- Data for this task:
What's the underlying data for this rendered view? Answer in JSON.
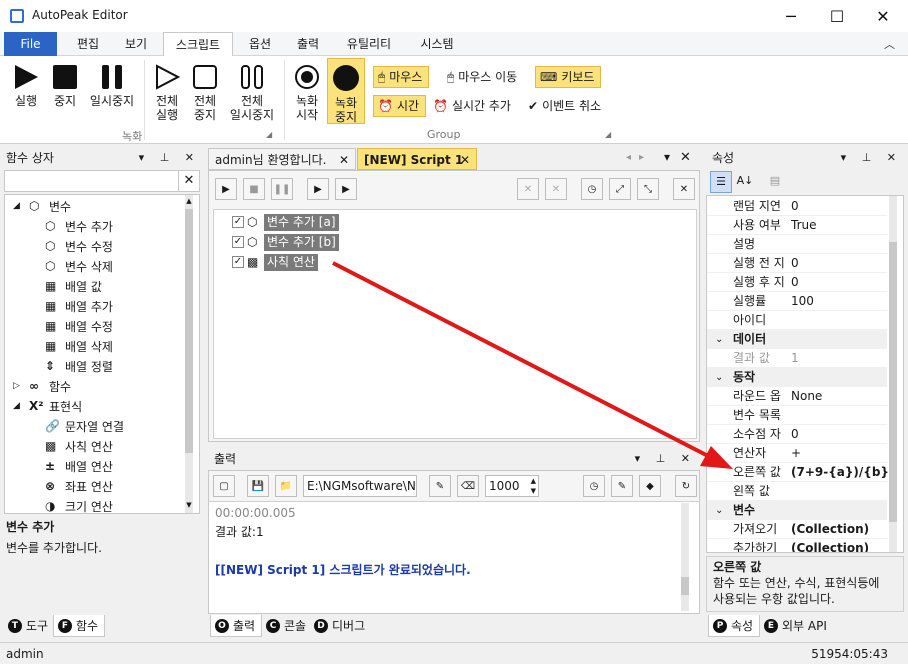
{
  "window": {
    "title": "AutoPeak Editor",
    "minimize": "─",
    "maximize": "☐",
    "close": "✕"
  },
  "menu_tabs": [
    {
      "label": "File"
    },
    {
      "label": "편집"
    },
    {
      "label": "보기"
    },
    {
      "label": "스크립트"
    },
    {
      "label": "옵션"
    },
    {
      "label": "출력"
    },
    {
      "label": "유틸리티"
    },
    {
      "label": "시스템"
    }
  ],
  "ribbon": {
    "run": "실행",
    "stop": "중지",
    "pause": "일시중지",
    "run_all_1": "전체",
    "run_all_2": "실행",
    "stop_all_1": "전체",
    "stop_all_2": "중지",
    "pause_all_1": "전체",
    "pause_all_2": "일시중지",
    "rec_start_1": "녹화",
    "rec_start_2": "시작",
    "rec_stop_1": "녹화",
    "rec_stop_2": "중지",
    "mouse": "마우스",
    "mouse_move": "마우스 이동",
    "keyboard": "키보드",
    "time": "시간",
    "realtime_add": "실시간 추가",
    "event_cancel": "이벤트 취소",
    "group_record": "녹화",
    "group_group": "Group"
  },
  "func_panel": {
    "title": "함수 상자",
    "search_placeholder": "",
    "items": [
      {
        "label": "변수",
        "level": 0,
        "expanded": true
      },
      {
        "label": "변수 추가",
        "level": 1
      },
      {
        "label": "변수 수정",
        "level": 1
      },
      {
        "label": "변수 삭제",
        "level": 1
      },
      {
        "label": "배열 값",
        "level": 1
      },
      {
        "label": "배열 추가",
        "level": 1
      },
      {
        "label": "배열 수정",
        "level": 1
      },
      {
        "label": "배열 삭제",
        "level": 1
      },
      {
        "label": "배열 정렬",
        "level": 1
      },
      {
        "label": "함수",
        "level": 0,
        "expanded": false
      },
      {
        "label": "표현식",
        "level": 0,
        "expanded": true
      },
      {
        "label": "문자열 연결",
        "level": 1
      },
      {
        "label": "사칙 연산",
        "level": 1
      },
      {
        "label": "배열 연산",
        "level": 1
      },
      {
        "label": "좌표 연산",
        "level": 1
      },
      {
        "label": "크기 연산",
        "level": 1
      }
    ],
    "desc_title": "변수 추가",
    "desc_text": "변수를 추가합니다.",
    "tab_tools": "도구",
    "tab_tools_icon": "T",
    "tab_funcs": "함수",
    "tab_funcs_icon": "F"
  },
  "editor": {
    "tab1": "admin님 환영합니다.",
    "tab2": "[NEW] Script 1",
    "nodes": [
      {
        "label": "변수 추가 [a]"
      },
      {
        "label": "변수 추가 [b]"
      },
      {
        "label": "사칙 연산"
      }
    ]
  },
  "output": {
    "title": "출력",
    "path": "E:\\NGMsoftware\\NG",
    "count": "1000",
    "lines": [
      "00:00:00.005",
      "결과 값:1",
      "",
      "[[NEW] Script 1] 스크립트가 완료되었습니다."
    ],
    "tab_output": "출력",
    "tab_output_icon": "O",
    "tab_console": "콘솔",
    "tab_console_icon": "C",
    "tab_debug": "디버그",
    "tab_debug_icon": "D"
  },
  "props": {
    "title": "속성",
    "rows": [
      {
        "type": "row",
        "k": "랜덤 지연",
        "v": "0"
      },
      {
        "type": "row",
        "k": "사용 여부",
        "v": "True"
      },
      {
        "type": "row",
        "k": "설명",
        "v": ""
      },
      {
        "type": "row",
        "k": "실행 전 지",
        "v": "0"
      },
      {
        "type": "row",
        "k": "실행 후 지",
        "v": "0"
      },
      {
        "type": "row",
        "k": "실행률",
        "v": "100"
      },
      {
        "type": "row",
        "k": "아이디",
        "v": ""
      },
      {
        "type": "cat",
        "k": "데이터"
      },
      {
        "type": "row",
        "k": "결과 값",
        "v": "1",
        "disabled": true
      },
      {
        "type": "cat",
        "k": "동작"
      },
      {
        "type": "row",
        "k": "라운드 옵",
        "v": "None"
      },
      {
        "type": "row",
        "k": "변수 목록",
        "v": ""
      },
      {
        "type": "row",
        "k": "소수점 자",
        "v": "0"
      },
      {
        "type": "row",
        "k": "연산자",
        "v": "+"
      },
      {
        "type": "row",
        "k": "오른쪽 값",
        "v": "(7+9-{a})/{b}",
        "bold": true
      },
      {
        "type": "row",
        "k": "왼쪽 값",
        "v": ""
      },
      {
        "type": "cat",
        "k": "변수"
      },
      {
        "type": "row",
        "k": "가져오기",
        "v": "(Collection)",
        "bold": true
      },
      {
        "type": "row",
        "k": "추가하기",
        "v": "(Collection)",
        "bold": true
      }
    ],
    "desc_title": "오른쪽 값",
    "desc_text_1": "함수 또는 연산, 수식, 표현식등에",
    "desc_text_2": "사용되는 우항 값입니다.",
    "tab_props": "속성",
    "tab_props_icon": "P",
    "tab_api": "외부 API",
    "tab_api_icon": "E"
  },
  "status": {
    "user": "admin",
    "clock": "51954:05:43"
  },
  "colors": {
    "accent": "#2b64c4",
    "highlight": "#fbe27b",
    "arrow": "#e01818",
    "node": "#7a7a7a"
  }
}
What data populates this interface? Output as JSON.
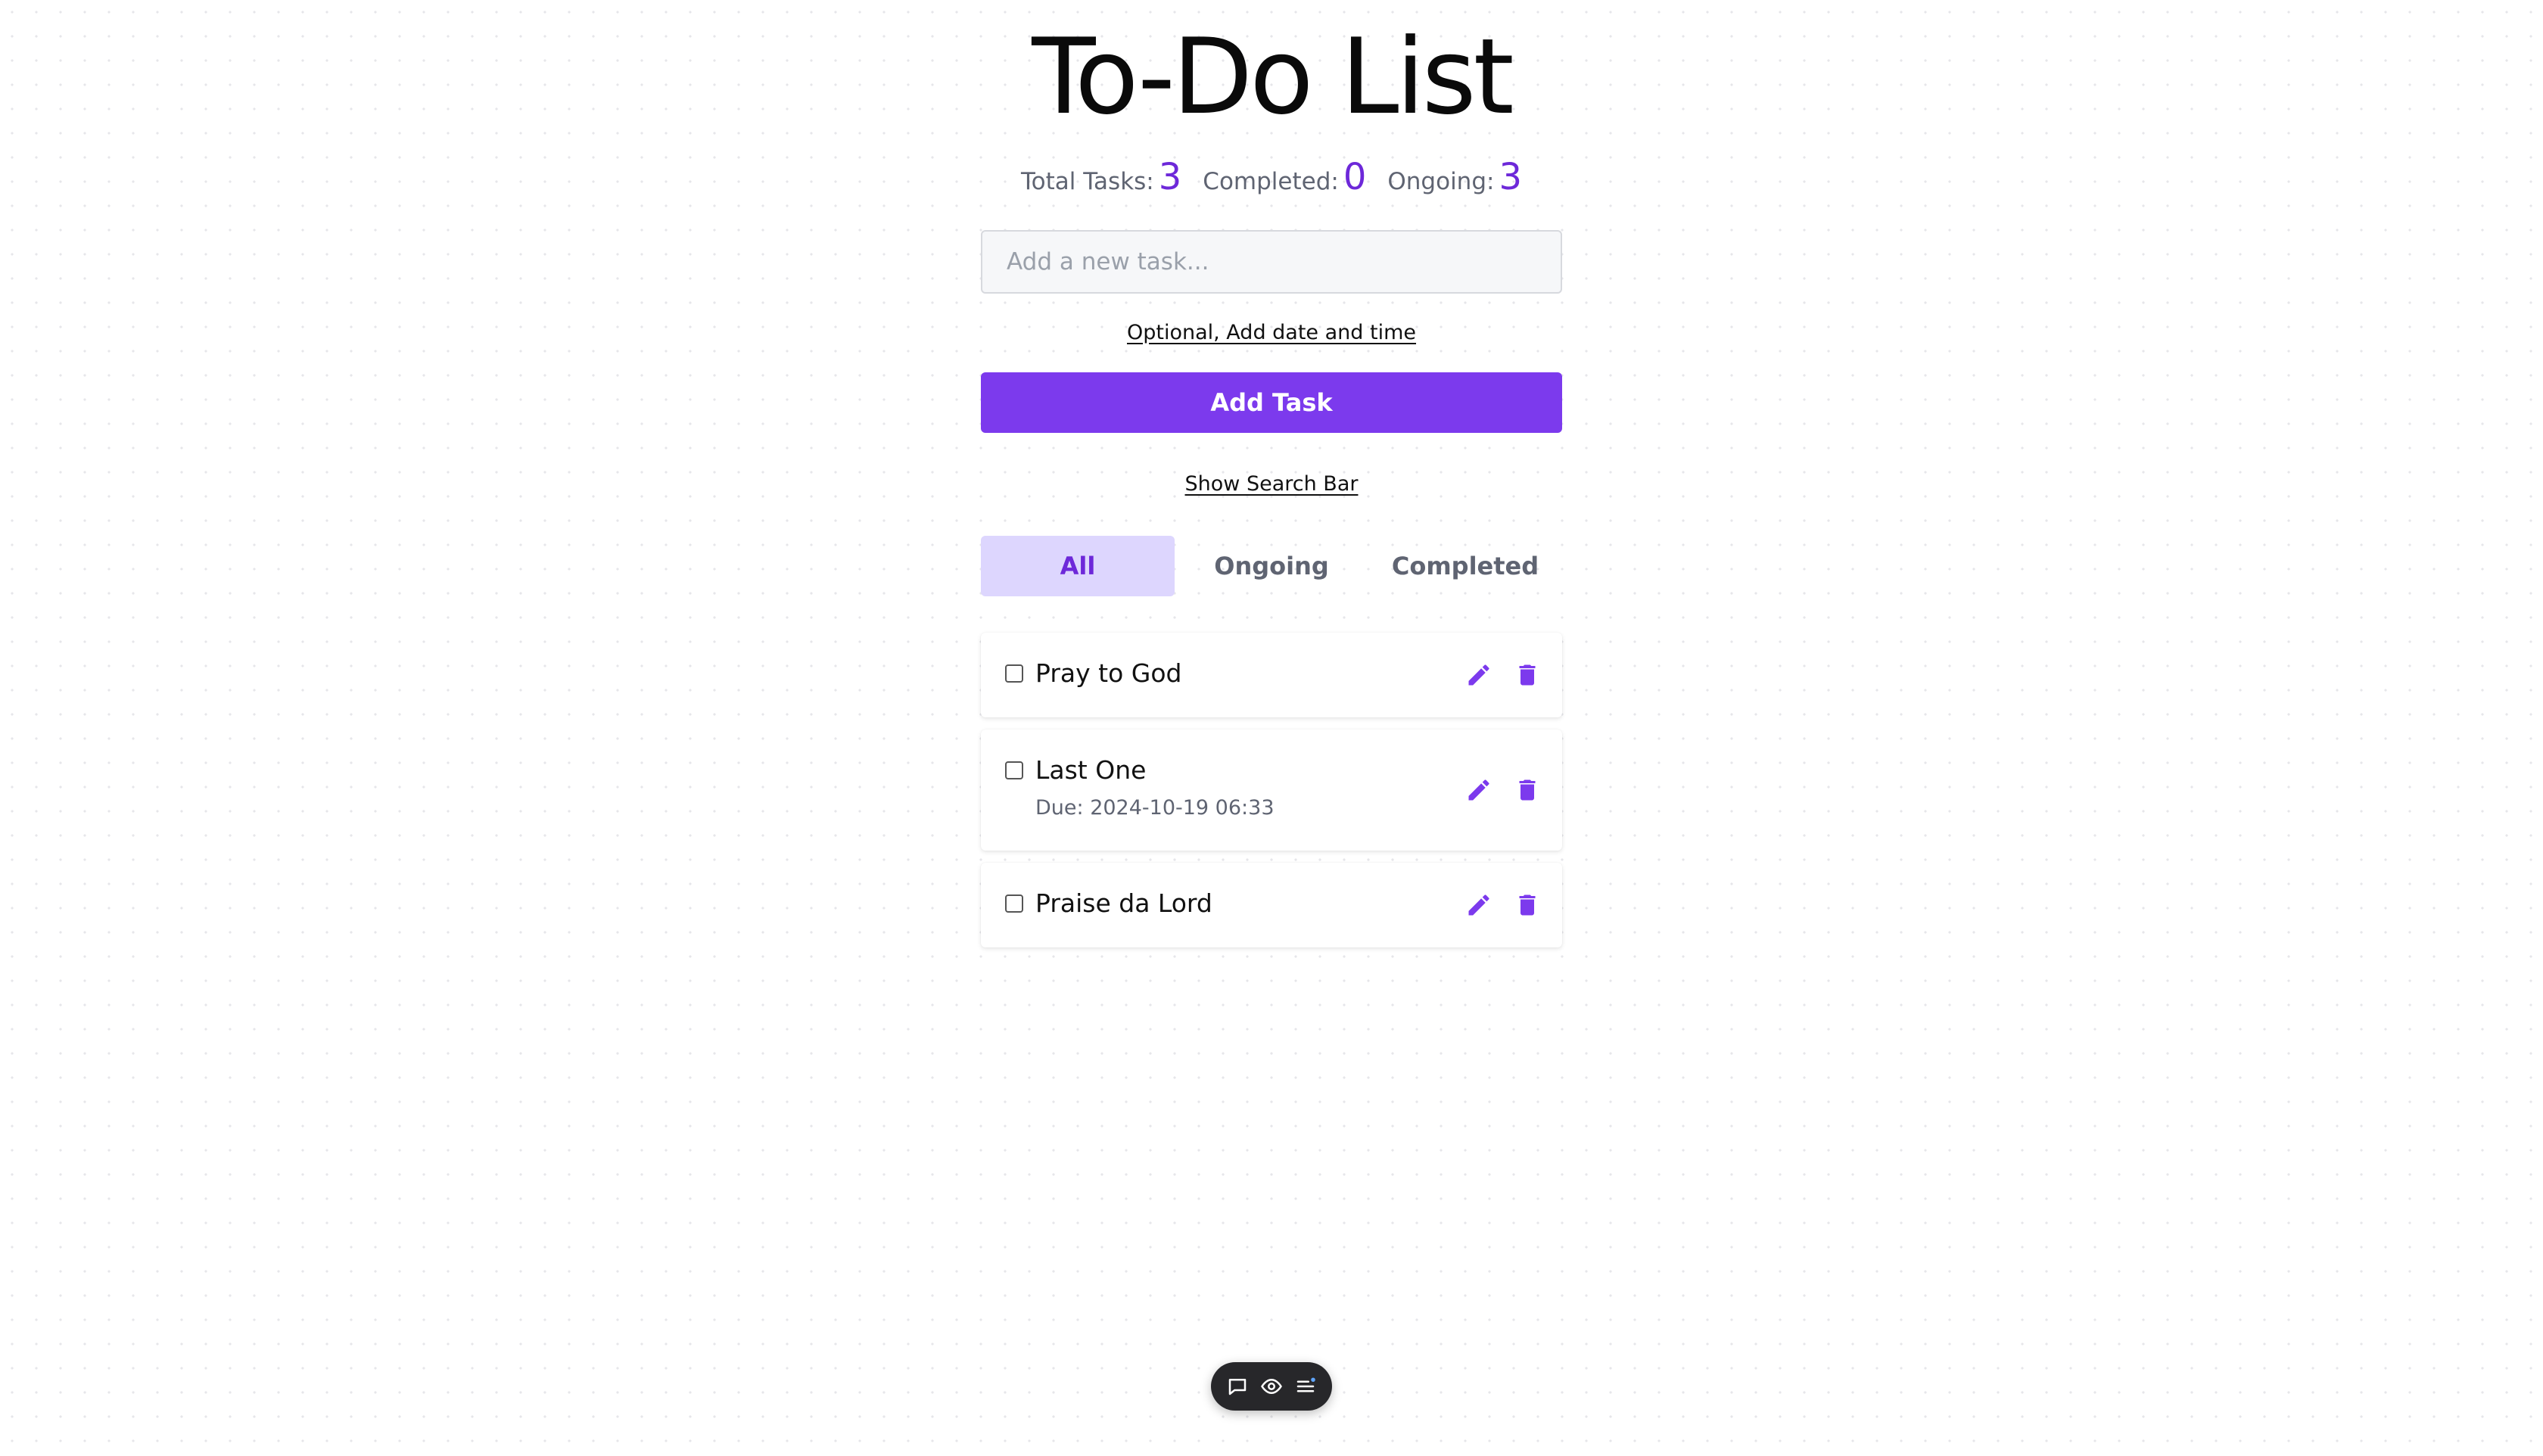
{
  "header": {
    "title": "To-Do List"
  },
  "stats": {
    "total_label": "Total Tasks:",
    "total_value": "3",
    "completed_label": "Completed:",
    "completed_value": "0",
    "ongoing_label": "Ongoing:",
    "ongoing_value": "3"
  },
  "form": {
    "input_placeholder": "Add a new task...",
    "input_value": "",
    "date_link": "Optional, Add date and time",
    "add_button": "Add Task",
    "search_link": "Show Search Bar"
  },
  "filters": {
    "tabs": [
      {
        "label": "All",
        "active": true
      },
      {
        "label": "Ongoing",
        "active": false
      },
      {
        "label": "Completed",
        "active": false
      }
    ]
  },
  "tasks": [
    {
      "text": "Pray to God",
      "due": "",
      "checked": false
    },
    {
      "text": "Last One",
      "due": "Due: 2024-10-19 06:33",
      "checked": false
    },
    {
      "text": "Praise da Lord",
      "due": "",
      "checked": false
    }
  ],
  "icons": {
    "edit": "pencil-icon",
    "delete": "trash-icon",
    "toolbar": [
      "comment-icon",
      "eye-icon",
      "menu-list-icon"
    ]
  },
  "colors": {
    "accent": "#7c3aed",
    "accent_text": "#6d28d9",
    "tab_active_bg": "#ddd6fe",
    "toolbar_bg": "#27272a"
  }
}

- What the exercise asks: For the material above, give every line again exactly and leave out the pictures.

- Your response:
What's the underlying data for this rendered view? Answer in JSON.
{
  "window": {
    "title": "AutoPeak Editor",
    "minimize": "─",
    "maximize": "☐",
    "close": "✕"
  },
  "menu_tabs": [
    {
      "label": "File"
    },
    {
      "label": "편집"
    },
    {
      "label": "보기"
    },
    {
      "label": "스크립트"
    },
    {
      "label": "옵션"
    },
    {
      "label": "출력"
    },
    {
      "label": "유틸리티"
    },
    {
      "label": "시스템"
    }
  ],
  "ribbon": {
    "run": "실행",
    "stop": "중지",
    "pause": "일시중지",
    "run_all_1": "전체",
    "run_all_2": "실행",
    "stop_all_1": "전체",
    "stop_all_2": "중지",
    "pause_all_1": "전체",
    "pause_all_2": "일시중지",
    "rec_start_1": "녹화",
    "rec_start_2": "시작",
    "rec_stop_1": "녹화",
    "rec_stop_2": "중지",
    "mouse": "마우스",
    "mouse_move": "마우스 이동",
    "keyboard": "키보드",
    "time": "시간",
    "realtime_add": "실시간 추가",
    "event_cancel": "이벤트 취소",
    "group_record": "녹화",
    "group_group": "Group"
  },
  "func_panel": {
    "title": "함수 상자",
    "search_placeholder": "",
    "items": [
      {
        "label": "변수",
        "level": 0,
        "expanded": true
      },
      {
        "label": "변수 추가",
        "level": 1
      },
      {
        "label": "변수 수정",
        "level": 1
      },
      {
        "label": "변수 삭제",
        "level": 1
      },
      {
        "label": "배열 값",
        "level": 1
      },
      {
        "label": "배열 추가",
        "level": 1
      },
      {
        "label": "배열 수정",
        "level": 1
      },
      {
        "label": "배열 삭제",
        "level": 1
      },
      {
        "label": "배열 정렬",
        "level": 1
      },
      {
        "label": "함수",
        "level": 0,
        "expanded": false
      },
      {
        "label": "표현식",
        "level": 0,
        "expanded": true
      },
      {
        "label": "문자열 연결",
        "level": 1
      },
      {
        "label": "사칙 연산",
        "level": 1
      },
      {
        "label": "배열 연산",
        "level": 1
      },
      {
        "label": "좌표 연산",
        "level": 1
      },
      {
        "label": "크기 연산",
        "level": 1
      }
    ],
    "desc_title": "변수 추가",
    "desc_text": "변수를 추가합니다.",
    "tab_tools": "도구",
    "tab_tools_icon": "T",
    "tab_funcs": "함수",
    "tab_funcs_icon": "F"
  },
  "editor": {
    "tab1": "admin님 환영합니다.",
    "tab2": "[NEW] Script 1",
    "nodes": [
      {
        "label": "변수 추가 [a]"
      },
      {
        "label": "변수 추가 [b]"
      },
      {
        "label": "사칙 연산"
      }
    ]
  },
  "output": {
    "title": "출력",
    "path": "E:\\NGMsoftware\\NG",
    "count": "1000",
    "lines": [
      "00:00:00.005",
      "결과 값:1",
      "",
      "[[NEW] Script 1] 스크립트가 완료되었습니다."
    ],
    "tab_output": "출력",
    "tab_output_icon": "O",
    "tab_console": "콘솔",
    "tab_console_icon": "C",
    "tab_debug": "디버그",
    "tab_debug_icon": "D"
  },
  "props": {
    "title": "속성",
    "rows": [
      {
        "type": "row",
        "k": "랜덤 지연",
        "v": "0"
      },
      {
        "type": "row",
        "k": "사용 여부",
        "v": "True"
      },
      {
        "type": "row",
        "k": "설명",
        "v": ""
      },
      {
        "type": "row",
        "k": "실행 전 지",
        "v": "0"
      },
      {
        "type": "row",
        "k": "실행 후 지",
        "v": "0"
      },
      {
        "type": "row",
        "k": "실행률",
        "v": "100"
      },
      {
        "type": "row",
        "k": "아이디",
        "v": ""
      },
      {
        "type": "cat",
        "k": "데이터"
      },
      {
        "type": "row",
        "k": "결과 값",
        "v": "1",
        "disabled": true
      },
      {
        "type": "cat",
        "k": "동작"
      },
      {
        "type": "row",
        "k": "라운드 옵",
        "v": "None"
      },
      {
        "type": "row",
        "k": "변수 목록",
        "v": ""
      },
      {
        "type": "row",
        "k": "소수점 자",
        "v": "0"
      },
      {
        "type": "row",
        "k": "연산자",
        "v": "+"
      },
      {
        "type": "row",
        "k": "오른쪽 값",
        "v": "(7+9-{a})/{b}",
        "bold": true
      },
      {
        "type": "row",
        "k": "왼쪽 값",
        "v": ""
      },
      {
        "type": "cat",
        "k": "변수"
      },
      {
        "type": "row",
        "k": "가져오기",
        "v": "(Collection)",
        "bold": true
      },
      {
        "type": "row",
        "k": "추가하기",
        "v": "(Collection)",
        "bold": true
      }
    ],
    "desc_title": "오른쪽 값",
    "desc_text_1": "함수 또는 연산, 수식, 표현식등에",
    "desc_text_2": "사용되는 우항 값입니다.",
    "tab_props": "속성",
    "tab_props_icon": "P",
    "tab_api": "외부 API",
    "tab_api_icon": "E"
  },
  "status": {
    "user": "admin",
    "clock": "51954:05:43"
  },
  "colors": {
    "accent": "#2b64c4",
    "highlight": "#fbe27b",
    "arrow": "#e01818",
    "node": "#7a7a7a"
  }
}
What data populates this interface? Output as JSON.
{
  "header": {
    "title": "To-Do List"
  },
  "stats": {
    "total_label": "Total Tasks:",
    "total_value": "3",
    "completed_label": "Completed:",
    "completed_value": "0",
    "ongoing_label": "Ongoing:",
    "ongoing_value": "3"
  },
  "form": {
    "input_placeholder": "Add a new task...",
    "input_value": "",
    "date_link": "Optional, Add date and time",
    "add_button": "Add Task",
    "search_link": "Show Search Bar"
  },
  "filters": {
    "tabs": [
      {
        "label": "All",
        "active": true
      },
      {
        "label": "Ongoing",
        "active": false
      },
      {
        "label": "Completed",
        "active": false
      }
    ]
  },
  "tasks": [
    {
      "text": "Pray to God",
      "due": "",
      "checked": false
    },
    {
      "text": "Last One",
      "due": "Due: 2024-10-19 06:33",
      "checked": false
    },
    {
      "text": "Praise da Lord",
      "due": "",
      "checked": false
    }
  ],
  "icons": {
    "edit": "pencil-icon",
    "delete": "trash-icon",
    "toolbar": [
      "comment-icon",
      "eye-icon",
      "menu-list-icon"
    ]
  },
  "colors": {
    "accent": "#7c3aed",
    "accent_text": "#6d28d9",
    "tab_active_bg": "#ddd6fe",
    "toolbar_bg": "#27272a"
  }
}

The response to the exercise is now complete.